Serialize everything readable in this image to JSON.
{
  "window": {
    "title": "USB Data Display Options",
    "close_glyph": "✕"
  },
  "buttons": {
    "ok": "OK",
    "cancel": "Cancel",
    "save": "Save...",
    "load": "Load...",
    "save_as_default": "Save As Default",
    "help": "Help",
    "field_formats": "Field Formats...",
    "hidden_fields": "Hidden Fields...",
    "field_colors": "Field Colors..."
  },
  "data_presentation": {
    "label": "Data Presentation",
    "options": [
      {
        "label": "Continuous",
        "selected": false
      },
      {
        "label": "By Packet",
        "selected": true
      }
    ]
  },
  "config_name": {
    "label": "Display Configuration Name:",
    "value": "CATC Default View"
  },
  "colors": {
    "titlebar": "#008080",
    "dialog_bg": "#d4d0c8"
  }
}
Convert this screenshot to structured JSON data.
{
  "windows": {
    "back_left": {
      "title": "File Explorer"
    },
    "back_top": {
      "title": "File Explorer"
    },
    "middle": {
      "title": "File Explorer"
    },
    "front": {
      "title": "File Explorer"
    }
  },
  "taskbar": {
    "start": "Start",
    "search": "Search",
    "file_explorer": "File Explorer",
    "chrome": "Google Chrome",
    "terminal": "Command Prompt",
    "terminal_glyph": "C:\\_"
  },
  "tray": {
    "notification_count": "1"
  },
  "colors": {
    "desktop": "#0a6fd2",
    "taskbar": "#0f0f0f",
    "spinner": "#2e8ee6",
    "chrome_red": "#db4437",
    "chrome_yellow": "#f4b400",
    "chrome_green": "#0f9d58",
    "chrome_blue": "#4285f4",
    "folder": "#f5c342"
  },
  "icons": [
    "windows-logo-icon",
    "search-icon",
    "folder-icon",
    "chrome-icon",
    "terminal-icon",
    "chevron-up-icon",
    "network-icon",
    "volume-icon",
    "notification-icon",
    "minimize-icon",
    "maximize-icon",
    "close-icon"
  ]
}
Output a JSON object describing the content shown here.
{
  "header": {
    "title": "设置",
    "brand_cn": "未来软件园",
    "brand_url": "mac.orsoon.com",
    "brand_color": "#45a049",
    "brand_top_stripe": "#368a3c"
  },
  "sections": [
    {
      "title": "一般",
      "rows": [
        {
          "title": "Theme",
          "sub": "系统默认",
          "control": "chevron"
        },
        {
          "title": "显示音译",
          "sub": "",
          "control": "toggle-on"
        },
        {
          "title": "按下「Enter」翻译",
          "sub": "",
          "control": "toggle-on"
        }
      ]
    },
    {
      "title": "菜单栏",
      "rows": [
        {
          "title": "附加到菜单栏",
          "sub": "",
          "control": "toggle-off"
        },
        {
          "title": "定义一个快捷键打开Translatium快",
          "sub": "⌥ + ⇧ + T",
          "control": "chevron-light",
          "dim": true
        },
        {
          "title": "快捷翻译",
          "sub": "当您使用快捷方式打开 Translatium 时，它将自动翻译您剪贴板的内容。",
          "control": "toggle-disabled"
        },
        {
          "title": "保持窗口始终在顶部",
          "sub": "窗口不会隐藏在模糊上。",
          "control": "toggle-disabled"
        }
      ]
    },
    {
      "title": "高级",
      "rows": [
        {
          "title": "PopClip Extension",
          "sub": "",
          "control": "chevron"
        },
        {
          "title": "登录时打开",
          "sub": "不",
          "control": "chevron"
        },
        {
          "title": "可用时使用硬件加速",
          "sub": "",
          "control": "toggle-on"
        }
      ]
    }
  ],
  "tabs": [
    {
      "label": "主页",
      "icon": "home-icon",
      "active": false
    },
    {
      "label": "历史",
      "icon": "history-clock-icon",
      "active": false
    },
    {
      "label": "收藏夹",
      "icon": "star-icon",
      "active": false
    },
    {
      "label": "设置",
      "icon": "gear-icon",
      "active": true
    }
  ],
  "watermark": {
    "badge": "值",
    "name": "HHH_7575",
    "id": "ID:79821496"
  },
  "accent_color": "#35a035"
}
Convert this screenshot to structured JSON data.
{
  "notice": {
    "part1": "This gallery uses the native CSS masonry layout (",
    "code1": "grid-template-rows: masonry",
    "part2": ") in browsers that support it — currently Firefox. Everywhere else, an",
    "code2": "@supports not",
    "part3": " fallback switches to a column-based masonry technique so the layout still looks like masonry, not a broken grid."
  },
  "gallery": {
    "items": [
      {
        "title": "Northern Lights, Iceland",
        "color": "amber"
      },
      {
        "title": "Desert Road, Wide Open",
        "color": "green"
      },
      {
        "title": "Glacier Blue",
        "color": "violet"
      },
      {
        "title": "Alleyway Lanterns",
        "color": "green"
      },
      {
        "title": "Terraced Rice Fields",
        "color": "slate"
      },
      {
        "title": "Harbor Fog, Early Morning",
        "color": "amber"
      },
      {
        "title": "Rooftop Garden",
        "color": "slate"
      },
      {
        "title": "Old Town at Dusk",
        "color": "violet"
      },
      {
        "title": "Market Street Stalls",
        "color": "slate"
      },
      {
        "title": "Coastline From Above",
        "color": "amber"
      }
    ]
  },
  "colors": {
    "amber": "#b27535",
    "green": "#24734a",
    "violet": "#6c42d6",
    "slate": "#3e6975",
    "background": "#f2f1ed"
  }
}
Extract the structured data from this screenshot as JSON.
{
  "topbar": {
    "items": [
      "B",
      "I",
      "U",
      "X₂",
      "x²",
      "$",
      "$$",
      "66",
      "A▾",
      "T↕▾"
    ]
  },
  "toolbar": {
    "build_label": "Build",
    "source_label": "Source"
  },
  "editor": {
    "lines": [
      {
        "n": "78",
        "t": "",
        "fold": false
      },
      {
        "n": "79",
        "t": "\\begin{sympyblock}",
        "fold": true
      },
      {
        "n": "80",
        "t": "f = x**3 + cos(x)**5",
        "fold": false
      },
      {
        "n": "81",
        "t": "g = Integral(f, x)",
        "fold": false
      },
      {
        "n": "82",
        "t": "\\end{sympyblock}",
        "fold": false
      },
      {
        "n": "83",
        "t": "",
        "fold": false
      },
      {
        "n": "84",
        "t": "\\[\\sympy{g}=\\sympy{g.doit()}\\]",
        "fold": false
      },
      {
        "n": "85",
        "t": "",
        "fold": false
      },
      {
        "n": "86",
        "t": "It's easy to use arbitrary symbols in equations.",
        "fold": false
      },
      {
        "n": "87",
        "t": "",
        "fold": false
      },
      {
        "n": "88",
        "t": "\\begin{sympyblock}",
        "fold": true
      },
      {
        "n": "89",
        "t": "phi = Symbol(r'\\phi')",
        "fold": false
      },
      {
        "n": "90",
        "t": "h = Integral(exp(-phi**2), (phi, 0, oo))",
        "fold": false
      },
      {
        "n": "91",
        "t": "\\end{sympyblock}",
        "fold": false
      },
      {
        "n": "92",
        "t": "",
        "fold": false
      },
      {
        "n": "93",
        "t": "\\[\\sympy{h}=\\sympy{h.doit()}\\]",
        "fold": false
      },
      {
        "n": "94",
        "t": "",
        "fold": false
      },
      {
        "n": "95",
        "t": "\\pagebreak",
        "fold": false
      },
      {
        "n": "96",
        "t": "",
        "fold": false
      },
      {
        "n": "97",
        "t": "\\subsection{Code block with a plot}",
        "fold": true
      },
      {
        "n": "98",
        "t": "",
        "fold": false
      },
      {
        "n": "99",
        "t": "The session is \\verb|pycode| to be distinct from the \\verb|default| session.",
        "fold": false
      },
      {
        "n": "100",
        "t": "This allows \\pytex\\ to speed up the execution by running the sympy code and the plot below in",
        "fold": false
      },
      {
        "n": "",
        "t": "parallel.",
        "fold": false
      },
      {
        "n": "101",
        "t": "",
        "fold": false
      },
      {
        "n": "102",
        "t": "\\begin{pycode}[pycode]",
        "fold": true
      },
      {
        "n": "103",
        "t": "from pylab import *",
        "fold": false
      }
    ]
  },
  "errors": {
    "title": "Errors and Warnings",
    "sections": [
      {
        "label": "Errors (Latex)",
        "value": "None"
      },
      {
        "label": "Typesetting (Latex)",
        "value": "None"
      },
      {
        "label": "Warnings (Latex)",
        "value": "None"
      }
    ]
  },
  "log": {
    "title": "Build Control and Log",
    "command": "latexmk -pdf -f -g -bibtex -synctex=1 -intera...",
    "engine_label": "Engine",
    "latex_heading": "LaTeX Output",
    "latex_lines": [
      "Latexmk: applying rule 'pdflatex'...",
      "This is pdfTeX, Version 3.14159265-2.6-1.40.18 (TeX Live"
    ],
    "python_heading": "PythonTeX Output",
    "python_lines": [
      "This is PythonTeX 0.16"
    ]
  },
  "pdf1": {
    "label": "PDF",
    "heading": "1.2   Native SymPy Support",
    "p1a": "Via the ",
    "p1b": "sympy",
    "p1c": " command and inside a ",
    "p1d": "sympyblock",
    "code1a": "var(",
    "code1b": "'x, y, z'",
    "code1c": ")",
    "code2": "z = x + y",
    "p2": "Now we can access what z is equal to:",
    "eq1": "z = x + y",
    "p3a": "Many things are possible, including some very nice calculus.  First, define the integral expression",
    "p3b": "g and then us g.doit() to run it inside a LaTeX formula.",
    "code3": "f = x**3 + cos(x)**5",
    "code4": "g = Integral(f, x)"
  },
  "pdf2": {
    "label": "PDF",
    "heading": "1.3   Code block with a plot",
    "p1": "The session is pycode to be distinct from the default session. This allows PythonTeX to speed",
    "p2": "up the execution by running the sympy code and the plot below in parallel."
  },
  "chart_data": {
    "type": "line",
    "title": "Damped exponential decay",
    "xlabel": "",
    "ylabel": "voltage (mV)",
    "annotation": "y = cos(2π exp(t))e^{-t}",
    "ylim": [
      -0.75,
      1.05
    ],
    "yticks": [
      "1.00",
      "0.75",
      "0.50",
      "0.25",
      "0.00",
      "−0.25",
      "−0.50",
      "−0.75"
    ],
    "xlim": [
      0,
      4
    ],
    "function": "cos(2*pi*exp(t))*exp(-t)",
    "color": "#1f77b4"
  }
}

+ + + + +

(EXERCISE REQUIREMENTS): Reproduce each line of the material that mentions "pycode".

(OUTPUT FOR THIS EXERCISE):
        "t": "The session is \\verb|pycode| to be distinct from the \\verb|default| session.",
        "t": "\\begin{pycode}[pycode]",
    "p1": "The session is pycode to be distinct from the default session. This allows PythonTeX to speed",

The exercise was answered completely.